Collected data entries
- Opening Delimiter -

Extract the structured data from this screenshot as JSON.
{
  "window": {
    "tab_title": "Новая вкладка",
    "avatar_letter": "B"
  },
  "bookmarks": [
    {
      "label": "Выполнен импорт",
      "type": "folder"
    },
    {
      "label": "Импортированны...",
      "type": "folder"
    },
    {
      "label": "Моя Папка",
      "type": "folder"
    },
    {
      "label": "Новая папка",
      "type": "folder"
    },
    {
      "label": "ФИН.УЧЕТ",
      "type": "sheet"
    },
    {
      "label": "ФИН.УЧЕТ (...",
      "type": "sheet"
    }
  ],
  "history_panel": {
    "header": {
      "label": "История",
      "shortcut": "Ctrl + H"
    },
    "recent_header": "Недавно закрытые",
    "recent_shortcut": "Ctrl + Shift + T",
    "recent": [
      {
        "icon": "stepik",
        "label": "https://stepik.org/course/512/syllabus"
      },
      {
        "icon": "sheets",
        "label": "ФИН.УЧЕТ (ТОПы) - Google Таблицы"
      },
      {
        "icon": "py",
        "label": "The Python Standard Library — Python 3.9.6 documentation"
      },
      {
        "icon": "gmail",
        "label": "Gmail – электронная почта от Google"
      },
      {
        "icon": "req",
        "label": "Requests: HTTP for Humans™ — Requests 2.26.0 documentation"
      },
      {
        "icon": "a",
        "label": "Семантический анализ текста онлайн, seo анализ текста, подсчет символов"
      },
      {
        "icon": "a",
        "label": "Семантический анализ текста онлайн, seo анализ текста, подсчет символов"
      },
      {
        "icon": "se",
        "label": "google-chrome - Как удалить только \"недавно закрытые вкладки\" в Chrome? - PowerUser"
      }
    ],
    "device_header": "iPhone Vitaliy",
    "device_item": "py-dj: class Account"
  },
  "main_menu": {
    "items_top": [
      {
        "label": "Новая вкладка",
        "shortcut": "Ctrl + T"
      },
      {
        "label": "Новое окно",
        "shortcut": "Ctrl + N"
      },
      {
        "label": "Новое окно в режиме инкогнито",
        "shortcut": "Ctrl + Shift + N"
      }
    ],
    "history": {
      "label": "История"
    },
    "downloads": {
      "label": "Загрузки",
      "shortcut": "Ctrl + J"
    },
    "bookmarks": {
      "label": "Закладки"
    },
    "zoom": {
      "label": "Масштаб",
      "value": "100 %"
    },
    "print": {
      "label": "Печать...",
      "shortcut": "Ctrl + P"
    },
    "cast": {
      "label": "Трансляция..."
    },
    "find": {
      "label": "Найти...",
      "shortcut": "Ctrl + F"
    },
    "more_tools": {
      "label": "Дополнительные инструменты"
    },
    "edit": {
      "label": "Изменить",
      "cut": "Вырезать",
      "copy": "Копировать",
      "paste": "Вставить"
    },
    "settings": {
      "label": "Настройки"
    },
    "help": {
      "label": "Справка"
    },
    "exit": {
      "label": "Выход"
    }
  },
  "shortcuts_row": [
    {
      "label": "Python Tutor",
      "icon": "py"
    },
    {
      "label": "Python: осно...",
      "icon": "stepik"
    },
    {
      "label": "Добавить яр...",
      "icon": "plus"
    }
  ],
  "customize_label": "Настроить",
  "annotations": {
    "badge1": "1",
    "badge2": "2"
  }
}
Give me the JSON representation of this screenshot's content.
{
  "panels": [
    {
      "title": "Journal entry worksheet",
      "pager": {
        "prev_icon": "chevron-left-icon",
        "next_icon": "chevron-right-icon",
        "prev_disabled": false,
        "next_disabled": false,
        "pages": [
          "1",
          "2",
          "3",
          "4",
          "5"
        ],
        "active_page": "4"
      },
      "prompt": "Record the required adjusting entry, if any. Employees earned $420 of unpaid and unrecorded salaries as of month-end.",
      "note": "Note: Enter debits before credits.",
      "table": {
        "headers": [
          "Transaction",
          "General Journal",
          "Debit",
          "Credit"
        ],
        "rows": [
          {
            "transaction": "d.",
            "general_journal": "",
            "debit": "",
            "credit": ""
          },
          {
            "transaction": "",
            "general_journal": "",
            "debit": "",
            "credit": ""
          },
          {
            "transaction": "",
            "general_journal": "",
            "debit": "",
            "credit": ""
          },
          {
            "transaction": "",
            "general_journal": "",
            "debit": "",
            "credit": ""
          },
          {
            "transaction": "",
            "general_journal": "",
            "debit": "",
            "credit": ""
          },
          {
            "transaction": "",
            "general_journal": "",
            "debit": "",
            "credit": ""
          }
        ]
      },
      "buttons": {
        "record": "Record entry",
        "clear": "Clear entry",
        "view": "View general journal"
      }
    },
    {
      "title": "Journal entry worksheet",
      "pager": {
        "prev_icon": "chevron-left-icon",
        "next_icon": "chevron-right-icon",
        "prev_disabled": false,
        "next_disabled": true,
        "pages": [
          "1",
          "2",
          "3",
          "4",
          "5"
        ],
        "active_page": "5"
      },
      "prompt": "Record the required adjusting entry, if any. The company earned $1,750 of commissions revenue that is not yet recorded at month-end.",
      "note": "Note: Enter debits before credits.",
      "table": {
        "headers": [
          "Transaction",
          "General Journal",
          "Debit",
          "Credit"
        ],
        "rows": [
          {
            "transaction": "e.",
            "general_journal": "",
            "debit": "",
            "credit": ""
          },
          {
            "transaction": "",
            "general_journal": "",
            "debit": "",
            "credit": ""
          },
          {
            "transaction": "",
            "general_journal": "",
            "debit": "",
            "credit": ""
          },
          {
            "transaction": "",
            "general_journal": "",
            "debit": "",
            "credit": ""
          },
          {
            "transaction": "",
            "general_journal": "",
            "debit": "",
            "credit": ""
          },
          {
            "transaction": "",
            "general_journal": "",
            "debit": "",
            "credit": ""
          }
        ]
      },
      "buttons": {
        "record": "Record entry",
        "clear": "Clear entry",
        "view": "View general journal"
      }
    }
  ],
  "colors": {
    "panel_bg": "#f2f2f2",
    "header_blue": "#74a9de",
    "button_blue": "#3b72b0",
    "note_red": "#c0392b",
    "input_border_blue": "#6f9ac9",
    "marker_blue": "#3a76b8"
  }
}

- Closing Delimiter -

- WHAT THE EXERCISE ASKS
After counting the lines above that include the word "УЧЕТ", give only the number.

- ANSWER TO THIS EXERCISE
3